In 1983, Rosa Parks was inducted into the Michigan Women’s Hall of Fame.
In September of 1992, Rosa Parks was awarded the Peace Abbey Courage of Conscience award for her years of community service and lifelong commitment to social change through non-violent means and civil rights.
Rosa Parks: My Story was written and published in 1992 by Rosa Parks herself. The book told the story of Rosa’s life leading up to the day she got on that bus and decided that she was not giving up her seat. Rosa later published another book called Quiet Strength, which described her faith and how it helped her on her journey through life.
In 1996, Rosa Parks was presented, by President Bill Clinton, with the Presidential Medal of Freedom. This is the highest honor that can be bestowed upon a civilian by the United States Government.
In 1998, the National Underground Railroad Freedom Center presented Rosa Parks with the International Freedom Conductor Award.
In 1999, Rosa Parks was presented with the Congressional Gold Medal.
In 1999, Rosa Parks was awarded the Detroit-Windsor International Freedom Festival Freedom Award.
In 1999, Time Magazine named Rosa Parks as one of the 20 most powerful and influential figures of the century.
In 2000, the State of Alabama awarded Rosa Parks the Governor’s Medal of Honor for Extraordinary Courage. She also received the Alabama Academy Award the same year.
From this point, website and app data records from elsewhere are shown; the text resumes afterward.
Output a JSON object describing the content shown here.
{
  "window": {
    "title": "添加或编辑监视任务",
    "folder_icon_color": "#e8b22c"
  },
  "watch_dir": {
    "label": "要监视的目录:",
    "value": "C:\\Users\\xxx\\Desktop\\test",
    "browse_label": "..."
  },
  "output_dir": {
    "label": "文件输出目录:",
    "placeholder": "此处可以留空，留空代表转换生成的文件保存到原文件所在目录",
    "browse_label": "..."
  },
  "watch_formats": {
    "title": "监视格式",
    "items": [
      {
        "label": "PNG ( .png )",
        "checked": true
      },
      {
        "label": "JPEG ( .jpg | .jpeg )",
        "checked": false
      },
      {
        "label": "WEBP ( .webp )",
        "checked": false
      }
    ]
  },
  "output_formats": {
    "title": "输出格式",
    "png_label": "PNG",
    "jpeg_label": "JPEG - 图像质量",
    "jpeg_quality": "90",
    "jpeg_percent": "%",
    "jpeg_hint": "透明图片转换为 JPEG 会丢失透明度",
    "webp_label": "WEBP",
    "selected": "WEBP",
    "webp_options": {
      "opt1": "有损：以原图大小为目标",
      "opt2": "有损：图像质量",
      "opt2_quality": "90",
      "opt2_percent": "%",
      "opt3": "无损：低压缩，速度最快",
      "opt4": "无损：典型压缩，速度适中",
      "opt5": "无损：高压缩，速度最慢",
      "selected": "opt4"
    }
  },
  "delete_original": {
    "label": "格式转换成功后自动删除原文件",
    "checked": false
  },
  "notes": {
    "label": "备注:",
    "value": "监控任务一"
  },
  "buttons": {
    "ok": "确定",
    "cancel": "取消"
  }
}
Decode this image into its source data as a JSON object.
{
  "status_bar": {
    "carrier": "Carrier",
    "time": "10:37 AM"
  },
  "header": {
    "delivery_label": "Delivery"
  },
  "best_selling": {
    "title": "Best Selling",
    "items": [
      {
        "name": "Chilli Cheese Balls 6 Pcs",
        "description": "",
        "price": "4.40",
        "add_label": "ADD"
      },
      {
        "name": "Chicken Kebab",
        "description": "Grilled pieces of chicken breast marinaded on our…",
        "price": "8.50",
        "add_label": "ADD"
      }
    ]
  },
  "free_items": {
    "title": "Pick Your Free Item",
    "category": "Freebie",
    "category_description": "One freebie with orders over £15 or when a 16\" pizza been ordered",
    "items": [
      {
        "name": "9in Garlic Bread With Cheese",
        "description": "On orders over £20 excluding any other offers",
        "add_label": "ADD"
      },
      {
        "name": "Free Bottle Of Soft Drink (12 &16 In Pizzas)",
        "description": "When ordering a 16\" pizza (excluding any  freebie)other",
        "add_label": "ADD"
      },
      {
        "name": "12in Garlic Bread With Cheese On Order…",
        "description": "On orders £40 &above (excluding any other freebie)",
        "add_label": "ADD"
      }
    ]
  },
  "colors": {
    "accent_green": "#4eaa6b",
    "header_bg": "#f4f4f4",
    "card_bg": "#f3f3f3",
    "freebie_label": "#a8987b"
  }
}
In December of 2000, The Rosa Parks Library and Museum was dedicated on the campus of Troy University in Montgomery, Alabama. The museum is famous for its statue of Rosa sitting on a bus bench.
During her lifetime, Rosa Parks was awarded more than two dozen honorary doctorates from universities worldwide. She was also inducted as an honorary member of the Alpha Kappa Alpha Sorority.
Rosa Parks, along with Elaine Eason Steel, started the Rosa and Raymond Parks Institute for Self Development in February of 1987. The Institute was developed in honor of Rosa’s husband, Raymond Parks who had died in 1977 of cancer. The Institute’s main function is to run the “Pathways to Freedom” bus tours, which take young people around the country to visit historical sites along the Underground Railroad and to important locations of events in Civil Rights history.
Three days after her death in October of 2005, The House of Representative and the United States Senate approved a resolution to allow Rosa Parks‘ body to be viewed in the U.S. Capitol Rotunda. Rosa was the first woman, and the second black person to ever have the honor of lying in state in the Nations capitol.
On the first anniversary of her death, President George W. Bush ordered a statue of Parks to be placed in the National Statuary Hall in Washington, D.C. When signing this resolution, President Bush stated,